Search Results

You are looking at 1 - 1 of 1 items for :

  • Author or Editor: Jordi Vilà-Guerau de Arellano x
  • International H2O Project (IHOP) Boundary Layer Processes x
  • All content x
Clear All Modify Search
Monica Górska, Jordi Vilà-Guerau de Arellano, Margaret A. LeMone, and Chiel C. van Heerwaarden


The effects of the horizontal variability of surface properties on the turbulent fluxes of virtual potential temperature, moisture, and carbon dioxide are investigated by combining aircraft observations with large-eddy simulations (LESs). Daytime fair-weather aircraft measurements from the 2002 International H2O Project’s 45-km Eastern Track over mixed grassland and winter wheat in southeast Kansas reveal that the western part of the atmospheric boundary layer was warmer and drier than the eastern part, with higher values of carbon dioxide to the east. The temperature and specific humidity patterns are consistent with the pattern of surface fluxes produced by the High-Resolution Land Data Assimilation System. However, the observed turbulent fluxes of virtual potential temperature, moisture, and carbon dioxide, computed as a function of longitude along the flight track, do not show a clear east–west trend. Rather, the fluxes at 70 m above ground level related better to the surface variability quantified in terms of the normalized differential vegetation index (NDVI), with strong correlation between carbon dioxide fluxes and NDVI.

A first attempt is made to estimate the ratios of the flux at the entrainment zone to the surface flux (entrainment ratios) as a function of longitude. The entrainment ratios averaged from these observations (β θυ ≈ 0.10, βq ≈ −2.4, and β CO2 ≈ −0.58) are similar to the values found from the homogeneous LES experiment with initial and boundary conditions similar to observations.

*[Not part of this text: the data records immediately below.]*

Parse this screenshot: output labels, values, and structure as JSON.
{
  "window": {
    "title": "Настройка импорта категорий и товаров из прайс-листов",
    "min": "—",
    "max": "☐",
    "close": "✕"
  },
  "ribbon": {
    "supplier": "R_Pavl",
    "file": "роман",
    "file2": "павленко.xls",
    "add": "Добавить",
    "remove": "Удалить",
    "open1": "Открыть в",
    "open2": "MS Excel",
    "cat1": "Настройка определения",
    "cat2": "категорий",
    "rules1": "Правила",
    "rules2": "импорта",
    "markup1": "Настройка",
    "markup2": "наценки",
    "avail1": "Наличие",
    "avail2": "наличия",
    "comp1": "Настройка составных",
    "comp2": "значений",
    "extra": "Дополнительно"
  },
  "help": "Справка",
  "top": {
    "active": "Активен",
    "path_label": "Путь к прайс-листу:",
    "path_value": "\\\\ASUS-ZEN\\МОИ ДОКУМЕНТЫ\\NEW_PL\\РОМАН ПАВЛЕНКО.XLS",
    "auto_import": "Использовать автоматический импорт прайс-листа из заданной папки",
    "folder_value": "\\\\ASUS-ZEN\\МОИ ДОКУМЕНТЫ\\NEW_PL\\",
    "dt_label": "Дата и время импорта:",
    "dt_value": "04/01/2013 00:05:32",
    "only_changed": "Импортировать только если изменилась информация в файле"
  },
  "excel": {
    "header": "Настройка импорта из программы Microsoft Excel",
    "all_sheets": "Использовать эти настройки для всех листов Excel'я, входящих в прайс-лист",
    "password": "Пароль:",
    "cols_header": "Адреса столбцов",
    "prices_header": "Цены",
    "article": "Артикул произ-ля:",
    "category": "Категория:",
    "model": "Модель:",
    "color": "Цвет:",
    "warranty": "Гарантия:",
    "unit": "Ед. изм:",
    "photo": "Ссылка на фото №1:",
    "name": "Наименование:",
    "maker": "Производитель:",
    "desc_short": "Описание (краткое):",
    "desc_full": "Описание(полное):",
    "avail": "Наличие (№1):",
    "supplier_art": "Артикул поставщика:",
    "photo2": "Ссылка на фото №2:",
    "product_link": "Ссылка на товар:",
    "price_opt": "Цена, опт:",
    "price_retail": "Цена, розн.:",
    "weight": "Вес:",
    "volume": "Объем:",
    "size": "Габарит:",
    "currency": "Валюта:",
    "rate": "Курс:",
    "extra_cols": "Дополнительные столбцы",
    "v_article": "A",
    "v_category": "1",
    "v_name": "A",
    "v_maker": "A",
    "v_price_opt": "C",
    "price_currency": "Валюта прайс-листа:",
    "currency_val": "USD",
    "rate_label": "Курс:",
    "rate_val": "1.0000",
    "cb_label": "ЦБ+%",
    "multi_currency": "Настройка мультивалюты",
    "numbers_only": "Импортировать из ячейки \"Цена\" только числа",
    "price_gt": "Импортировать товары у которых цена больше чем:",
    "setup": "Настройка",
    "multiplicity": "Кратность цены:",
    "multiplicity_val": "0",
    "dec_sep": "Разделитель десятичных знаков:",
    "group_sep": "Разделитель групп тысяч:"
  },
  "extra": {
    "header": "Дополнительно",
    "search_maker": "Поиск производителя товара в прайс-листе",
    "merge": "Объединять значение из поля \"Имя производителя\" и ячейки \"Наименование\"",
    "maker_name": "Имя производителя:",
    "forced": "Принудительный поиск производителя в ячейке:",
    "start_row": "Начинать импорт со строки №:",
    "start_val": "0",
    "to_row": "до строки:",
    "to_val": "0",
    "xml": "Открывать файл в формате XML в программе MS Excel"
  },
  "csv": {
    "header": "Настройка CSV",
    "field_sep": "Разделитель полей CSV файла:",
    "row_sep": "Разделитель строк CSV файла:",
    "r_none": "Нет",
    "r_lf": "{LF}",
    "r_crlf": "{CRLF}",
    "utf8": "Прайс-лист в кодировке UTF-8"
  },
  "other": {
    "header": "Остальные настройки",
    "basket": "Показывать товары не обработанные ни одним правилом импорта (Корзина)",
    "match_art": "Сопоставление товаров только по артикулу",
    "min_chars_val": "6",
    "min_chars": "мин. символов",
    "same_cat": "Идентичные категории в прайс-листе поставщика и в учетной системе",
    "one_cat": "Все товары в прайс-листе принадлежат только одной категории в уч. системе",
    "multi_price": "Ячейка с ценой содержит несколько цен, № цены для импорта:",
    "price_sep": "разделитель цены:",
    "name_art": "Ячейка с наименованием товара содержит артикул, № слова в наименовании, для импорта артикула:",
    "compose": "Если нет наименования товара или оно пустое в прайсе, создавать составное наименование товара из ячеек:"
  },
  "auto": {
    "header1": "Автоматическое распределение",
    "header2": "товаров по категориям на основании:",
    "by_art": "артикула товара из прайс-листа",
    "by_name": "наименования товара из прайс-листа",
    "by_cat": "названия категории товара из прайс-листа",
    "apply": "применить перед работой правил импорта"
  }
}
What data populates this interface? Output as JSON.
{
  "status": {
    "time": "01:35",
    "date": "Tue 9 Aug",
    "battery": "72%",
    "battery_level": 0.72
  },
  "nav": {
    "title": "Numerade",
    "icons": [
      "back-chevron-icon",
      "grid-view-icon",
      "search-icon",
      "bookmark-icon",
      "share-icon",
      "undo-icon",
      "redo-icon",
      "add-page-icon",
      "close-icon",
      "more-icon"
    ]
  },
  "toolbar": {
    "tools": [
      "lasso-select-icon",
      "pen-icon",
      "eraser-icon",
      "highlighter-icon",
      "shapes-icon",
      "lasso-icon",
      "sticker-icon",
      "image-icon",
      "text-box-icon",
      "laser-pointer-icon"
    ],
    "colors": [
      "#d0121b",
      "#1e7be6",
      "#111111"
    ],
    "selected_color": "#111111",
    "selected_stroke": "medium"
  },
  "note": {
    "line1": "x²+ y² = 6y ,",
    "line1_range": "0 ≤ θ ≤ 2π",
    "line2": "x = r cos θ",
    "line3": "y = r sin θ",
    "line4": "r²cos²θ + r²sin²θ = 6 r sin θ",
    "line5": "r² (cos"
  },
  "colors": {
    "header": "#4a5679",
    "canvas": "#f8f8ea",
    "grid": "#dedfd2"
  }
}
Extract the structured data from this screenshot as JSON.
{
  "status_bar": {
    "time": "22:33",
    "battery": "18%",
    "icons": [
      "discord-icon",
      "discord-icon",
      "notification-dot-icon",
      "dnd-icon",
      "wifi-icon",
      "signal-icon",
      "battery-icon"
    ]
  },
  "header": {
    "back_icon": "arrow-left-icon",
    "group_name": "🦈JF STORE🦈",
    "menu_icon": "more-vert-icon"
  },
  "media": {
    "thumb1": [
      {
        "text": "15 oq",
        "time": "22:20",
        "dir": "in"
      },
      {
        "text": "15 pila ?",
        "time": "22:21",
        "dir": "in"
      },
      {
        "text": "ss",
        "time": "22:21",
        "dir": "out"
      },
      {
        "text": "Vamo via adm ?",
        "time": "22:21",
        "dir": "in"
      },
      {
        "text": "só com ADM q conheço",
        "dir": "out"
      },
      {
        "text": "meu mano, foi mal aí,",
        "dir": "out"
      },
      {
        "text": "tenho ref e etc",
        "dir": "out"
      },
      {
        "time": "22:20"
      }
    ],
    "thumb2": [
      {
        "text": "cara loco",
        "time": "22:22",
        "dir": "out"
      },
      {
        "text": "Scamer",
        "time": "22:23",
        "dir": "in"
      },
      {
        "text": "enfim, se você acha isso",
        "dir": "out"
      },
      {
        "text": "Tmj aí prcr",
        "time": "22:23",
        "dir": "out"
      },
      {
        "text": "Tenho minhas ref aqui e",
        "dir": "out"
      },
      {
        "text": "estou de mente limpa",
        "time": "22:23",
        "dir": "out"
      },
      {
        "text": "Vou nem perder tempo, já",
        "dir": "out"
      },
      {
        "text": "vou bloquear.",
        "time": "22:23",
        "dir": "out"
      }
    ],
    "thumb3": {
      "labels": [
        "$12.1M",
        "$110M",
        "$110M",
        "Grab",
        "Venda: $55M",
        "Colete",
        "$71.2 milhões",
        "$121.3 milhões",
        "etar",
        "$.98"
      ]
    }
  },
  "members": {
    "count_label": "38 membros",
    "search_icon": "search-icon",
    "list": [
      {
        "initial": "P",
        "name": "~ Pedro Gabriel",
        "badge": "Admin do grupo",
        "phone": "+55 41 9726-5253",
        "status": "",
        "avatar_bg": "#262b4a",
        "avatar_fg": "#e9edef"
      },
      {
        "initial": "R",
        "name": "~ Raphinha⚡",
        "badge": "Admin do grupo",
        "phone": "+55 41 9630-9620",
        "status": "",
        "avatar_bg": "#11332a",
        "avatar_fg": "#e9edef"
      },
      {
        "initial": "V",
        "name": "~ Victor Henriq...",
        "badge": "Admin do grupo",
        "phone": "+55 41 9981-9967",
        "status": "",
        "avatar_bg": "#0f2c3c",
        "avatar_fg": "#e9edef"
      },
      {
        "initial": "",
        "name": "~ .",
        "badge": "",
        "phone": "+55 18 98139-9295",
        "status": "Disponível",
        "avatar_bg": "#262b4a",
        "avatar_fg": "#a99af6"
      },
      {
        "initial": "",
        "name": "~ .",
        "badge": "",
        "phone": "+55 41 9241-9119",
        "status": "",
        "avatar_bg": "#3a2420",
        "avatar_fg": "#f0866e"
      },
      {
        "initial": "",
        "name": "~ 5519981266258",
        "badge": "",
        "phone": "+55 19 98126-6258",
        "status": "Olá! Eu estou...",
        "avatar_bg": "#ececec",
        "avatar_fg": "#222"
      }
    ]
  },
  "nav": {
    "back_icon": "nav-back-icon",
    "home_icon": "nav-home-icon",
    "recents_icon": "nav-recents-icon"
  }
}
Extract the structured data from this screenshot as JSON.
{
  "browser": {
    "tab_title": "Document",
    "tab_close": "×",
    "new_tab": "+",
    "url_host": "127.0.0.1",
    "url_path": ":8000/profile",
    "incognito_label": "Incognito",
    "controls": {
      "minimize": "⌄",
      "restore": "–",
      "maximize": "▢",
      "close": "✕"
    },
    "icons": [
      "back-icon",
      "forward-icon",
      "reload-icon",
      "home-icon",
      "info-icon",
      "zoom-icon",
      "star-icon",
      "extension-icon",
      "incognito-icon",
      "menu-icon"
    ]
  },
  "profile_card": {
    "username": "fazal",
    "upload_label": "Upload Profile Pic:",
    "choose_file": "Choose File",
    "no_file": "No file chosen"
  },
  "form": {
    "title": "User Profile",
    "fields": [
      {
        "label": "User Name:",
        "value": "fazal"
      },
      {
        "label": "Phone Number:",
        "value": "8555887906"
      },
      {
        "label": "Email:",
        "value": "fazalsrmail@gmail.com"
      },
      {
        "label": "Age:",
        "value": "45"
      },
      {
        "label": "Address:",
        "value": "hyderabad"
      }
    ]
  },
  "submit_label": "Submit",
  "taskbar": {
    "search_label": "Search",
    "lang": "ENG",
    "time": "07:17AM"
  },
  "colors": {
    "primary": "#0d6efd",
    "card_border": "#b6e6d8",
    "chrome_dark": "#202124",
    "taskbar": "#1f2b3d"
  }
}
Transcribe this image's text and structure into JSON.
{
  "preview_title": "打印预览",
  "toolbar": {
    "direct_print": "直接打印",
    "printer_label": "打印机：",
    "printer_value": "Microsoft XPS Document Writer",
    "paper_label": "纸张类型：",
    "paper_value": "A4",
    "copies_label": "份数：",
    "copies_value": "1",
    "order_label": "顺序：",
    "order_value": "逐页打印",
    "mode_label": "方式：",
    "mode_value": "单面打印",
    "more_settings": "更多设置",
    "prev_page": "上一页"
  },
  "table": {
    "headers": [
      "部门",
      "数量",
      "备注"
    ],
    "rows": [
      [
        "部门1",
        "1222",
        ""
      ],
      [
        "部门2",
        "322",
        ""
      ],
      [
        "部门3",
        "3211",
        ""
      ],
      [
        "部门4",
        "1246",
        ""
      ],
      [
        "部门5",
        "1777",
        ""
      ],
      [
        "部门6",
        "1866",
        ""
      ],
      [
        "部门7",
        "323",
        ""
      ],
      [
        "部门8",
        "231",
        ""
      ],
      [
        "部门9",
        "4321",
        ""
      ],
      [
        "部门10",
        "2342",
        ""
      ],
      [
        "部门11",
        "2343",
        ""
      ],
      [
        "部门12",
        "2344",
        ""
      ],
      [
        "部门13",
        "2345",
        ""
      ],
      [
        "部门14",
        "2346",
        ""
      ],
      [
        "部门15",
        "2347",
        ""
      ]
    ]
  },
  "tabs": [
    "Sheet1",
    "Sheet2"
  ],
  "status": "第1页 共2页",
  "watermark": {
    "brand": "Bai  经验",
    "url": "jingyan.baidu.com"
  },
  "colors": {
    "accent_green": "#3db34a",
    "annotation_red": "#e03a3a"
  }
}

To understand how surface flux heterogeneity influences turbulent fluxes higher up, a heterogeneous LES experiment is performed in a domain with higher sensible and lower latent heat fluxes in the western half compared to the eastern half. In contrast to the aircraft measurements, the LES turbulent fluxes show a difference in magnitude between the eastern and western halves at 70 and 700 m above ground level. Possible reasons for these differences between results from LES and aircraft measurements are discussed.

Full access